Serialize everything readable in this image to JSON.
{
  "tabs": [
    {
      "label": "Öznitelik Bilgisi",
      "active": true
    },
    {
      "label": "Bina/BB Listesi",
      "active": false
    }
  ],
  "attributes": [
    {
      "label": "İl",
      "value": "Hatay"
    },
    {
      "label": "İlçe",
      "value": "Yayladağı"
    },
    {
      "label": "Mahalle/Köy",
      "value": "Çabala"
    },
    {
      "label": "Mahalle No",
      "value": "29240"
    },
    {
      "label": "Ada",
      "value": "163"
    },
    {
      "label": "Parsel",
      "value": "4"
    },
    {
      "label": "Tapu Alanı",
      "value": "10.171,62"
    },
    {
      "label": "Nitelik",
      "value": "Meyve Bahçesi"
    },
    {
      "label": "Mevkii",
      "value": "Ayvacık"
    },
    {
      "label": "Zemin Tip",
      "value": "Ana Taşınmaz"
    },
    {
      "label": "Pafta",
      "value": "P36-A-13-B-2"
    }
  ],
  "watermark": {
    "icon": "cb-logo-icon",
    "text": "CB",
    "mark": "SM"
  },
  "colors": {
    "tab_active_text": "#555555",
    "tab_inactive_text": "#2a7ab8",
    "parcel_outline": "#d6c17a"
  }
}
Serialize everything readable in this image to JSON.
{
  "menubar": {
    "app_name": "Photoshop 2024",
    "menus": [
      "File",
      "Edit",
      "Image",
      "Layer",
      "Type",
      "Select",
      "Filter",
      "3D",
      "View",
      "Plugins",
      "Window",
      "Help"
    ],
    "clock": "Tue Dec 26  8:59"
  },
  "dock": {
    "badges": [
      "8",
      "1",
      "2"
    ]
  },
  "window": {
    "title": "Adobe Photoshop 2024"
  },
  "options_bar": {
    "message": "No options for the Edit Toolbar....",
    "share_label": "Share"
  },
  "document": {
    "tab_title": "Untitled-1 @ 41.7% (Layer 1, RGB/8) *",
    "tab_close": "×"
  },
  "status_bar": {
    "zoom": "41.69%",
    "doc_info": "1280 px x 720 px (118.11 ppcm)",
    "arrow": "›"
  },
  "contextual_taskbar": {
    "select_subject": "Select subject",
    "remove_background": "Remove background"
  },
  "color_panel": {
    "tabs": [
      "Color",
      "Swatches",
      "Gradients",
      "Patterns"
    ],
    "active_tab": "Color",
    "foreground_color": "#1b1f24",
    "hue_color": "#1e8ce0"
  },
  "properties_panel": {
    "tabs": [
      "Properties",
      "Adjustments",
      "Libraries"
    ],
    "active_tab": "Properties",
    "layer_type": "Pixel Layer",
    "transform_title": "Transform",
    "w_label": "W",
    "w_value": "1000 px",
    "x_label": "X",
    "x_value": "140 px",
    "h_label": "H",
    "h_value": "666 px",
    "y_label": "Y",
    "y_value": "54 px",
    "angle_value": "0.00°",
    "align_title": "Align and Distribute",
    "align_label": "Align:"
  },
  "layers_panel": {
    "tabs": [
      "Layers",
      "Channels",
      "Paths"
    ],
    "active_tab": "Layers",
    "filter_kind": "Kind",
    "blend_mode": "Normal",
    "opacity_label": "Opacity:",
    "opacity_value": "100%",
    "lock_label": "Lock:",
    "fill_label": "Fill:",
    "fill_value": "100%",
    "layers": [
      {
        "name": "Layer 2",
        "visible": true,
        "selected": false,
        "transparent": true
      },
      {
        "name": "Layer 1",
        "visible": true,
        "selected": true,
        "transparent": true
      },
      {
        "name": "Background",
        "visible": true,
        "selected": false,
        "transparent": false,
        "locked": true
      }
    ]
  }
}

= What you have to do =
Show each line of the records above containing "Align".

= Exercise response =
    "align_title": "Align and Distribute",
    "align_label": "Align:"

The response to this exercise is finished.